Fujairah: Scuba Divers’ Heaven
I have visited the Dibba Rock in Fujairah and it is living proof of what a difference it makes to have a protected area – the reefs were abundant with marine life from small fish and critters all the way to divers’ favorite black tip sharks. On a relaxed shallow dive 6-10 meters it is easy to spot a few graceful black tip sharks that make Fujairah a popular destination among UAE based divers. Contact Freestyle Divers if you’d like to go diving there.
Shark Diving with Shark Education Institute

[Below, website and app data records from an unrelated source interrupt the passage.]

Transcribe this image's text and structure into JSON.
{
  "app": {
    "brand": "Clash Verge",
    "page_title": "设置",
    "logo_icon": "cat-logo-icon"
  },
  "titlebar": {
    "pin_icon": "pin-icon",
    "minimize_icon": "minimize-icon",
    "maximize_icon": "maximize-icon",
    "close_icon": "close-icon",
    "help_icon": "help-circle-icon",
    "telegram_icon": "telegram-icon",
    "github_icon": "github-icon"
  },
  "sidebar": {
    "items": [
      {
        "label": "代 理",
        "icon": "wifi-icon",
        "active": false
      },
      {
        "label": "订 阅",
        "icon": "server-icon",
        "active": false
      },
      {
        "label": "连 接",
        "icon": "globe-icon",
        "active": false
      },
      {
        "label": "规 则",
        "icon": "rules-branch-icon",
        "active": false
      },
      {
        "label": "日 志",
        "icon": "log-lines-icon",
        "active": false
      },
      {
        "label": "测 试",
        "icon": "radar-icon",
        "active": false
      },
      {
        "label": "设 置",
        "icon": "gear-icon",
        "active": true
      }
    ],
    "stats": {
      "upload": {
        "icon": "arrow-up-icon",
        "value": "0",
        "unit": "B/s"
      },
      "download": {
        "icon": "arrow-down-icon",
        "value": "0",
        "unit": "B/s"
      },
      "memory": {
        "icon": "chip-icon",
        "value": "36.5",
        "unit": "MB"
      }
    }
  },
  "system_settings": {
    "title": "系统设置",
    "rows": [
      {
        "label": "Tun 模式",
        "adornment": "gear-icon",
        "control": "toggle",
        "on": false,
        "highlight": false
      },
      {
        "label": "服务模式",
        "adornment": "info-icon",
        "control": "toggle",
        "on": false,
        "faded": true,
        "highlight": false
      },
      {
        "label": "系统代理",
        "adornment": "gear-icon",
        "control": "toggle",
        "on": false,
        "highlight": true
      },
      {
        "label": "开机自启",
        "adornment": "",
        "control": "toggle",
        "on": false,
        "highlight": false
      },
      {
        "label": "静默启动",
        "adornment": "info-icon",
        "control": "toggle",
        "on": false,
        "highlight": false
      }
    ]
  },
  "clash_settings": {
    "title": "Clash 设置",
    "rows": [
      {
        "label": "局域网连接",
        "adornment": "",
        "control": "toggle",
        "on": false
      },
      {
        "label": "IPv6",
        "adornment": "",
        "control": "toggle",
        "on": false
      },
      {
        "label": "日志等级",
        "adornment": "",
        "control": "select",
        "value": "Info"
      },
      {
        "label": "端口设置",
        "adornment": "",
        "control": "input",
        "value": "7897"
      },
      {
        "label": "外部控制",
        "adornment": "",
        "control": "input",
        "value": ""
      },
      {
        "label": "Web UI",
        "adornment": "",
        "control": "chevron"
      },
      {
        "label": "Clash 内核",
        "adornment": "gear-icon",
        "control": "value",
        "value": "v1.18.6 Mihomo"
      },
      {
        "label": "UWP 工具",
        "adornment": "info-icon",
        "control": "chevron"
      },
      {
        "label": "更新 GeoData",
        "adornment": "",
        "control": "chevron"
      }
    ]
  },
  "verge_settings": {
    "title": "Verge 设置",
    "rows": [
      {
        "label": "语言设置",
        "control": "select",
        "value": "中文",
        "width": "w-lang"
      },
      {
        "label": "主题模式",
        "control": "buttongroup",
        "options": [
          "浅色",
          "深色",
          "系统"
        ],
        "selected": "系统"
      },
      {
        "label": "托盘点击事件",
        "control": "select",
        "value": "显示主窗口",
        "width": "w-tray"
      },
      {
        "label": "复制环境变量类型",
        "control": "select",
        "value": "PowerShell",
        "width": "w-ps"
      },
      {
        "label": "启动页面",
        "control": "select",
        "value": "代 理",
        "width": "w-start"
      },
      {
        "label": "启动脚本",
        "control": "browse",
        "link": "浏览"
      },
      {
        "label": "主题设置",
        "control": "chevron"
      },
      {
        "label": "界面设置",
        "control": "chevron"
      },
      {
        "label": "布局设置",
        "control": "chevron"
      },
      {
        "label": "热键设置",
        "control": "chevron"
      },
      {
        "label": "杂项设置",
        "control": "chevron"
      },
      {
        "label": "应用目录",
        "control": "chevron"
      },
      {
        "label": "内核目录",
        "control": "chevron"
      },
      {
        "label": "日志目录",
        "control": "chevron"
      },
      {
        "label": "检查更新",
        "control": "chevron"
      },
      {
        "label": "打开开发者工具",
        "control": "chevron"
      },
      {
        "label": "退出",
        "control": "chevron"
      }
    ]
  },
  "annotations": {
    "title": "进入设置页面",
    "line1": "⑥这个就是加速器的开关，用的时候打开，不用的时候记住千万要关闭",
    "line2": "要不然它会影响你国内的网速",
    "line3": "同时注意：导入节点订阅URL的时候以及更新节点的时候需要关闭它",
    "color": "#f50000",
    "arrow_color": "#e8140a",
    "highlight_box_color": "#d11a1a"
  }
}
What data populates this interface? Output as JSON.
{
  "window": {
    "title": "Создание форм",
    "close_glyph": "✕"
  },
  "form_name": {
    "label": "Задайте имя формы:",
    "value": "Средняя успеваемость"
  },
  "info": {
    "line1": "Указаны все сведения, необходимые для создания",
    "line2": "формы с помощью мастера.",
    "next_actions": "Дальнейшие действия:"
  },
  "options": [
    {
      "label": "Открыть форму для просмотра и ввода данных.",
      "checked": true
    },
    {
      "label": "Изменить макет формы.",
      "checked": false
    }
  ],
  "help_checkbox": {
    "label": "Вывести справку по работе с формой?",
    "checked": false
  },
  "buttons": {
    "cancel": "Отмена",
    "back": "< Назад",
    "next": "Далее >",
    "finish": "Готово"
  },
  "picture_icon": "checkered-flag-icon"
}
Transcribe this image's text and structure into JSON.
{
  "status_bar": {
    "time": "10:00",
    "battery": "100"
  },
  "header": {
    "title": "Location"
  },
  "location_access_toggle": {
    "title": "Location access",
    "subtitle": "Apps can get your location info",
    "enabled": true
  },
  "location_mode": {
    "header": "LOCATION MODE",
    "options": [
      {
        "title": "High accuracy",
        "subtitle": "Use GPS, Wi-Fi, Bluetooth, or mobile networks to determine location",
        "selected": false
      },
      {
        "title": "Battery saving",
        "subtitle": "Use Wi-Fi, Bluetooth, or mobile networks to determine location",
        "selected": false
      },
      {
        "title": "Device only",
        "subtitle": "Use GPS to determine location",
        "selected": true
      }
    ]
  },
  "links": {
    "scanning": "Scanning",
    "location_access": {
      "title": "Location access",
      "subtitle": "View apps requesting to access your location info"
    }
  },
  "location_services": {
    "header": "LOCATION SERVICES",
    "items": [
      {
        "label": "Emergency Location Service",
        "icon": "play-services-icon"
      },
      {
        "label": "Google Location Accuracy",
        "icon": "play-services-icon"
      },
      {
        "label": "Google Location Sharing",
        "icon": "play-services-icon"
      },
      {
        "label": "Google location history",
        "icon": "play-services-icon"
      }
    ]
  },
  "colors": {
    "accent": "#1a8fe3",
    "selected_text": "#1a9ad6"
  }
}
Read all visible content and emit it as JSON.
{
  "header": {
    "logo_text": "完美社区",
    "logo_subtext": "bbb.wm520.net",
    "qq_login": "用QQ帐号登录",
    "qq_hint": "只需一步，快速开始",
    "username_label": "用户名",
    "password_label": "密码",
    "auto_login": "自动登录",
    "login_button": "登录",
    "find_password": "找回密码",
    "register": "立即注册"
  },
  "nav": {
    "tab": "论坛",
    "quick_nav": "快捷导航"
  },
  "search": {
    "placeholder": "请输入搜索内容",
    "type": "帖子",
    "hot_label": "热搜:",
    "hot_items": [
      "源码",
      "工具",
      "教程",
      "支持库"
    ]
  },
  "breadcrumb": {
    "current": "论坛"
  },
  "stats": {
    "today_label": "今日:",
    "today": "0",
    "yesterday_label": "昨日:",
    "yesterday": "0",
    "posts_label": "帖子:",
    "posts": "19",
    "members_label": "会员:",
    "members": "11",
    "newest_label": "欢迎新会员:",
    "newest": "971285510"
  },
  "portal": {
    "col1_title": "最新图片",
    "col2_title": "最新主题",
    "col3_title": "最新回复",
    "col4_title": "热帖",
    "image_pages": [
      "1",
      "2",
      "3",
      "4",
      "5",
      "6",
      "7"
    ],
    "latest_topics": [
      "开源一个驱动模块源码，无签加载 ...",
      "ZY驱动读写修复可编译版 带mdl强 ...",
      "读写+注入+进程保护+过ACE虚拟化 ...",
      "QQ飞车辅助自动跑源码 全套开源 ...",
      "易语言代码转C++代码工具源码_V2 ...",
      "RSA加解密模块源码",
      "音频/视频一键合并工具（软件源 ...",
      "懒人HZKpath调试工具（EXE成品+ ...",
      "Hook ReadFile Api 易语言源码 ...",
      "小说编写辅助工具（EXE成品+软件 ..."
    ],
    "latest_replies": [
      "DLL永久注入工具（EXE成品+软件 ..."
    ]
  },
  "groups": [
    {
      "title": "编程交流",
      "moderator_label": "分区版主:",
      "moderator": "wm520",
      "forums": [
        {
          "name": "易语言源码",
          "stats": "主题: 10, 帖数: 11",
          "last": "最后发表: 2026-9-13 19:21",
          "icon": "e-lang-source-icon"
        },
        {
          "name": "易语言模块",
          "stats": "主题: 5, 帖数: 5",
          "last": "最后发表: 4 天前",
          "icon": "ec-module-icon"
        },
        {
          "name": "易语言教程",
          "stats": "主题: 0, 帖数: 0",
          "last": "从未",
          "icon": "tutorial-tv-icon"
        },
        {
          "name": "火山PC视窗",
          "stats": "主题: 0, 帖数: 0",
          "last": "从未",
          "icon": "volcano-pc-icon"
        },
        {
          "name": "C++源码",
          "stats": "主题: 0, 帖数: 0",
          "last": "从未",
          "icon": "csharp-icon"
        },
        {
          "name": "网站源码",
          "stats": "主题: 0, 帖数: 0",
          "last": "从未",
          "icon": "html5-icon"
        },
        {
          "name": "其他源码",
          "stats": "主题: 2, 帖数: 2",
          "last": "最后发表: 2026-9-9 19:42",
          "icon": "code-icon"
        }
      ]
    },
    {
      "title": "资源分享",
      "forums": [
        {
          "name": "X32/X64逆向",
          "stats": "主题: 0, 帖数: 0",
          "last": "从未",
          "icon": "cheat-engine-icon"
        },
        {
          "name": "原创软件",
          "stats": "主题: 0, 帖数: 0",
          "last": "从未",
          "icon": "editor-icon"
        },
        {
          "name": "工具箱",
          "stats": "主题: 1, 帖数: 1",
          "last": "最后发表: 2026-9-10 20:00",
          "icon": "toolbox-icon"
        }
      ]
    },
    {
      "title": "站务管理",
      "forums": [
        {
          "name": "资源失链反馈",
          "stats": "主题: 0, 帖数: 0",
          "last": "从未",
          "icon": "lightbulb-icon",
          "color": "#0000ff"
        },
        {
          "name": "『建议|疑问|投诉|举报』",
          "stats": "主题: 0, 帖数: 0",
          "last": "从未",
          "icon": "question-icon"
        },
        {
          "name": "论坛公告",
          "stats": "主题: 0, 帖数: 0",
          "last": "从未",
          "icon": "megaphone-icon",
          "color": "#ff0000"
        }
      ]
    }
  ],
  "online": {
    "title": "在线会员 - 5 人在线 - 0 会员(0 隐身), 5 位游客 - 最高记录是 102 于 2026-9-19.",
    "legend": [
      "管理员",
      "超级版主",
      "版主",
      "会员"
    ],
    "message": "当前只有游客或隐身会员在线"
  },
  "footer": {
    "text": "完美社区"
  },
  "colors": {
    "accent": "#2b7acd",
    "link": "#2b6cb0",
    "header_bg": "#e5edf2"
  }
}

I had a chance to attend the Shark Diving Workshop run by Fernando Reis from Shark Educational Institute together with Al Mahara Dive Centre. This is a very in-depth workshop on sharks in general with a special focus on Arabian Bamboo Sharks in Abu Dhabi.
Fernando is a dive master and a passionate shark advocate who has been sharing his love with the dive community for many years. He is also doing presentations at UAE schools, discussing the importance of sharks for healthy oceans through fun interactive games and other activities.
The shark diving workshop consists of a theoretical part and four shark dives. Workshop attendants get to know Arabian Bamboo sharks closer and discuss their unique nature and behavior.
Arabian Bamboo Sharks
Arabian bamboo sharks (Chiloscyllium arabicum) are a type of carpet sharks that inhabit coral reefs or shallow coral habitats in the Arabian Gulf. They have slender brown bodies, two dorsal fins with straight trailing margins and the second smaller but longer-based than the first. IUCN has assessed them to be Nearly Threatened due to overfishing as by-catch.
Theory brought many new shark facts to our attention but the dives are what make the workshop super fun.
Each diver gets a measuring stick (made with love by Fernando himself) that is 40 cm long in order to note the size of a shark in front of them. The next step is to identify the gender of the shark.
The trick is not only to spot the shark but also to observe it without interfering. Sharks are very shy animals by nature and are not super excited to be in the spotlight of the divers’ cameras. This is why it is important both to understand their behavior and respect their space and refrain from touching, pulling or poking them with cameras or sticks.
We protect what we love
Becoming so close to bamboo sharks has definitely touched every diver on a very personal level. Such graceful animals, today they need our protection more than ever and if you want to learn more about sharks, join the shark diving workshop or go on a shark dive, do not hesitate to get in touch with Shark Education Institute or Al Mahara Dive Centre.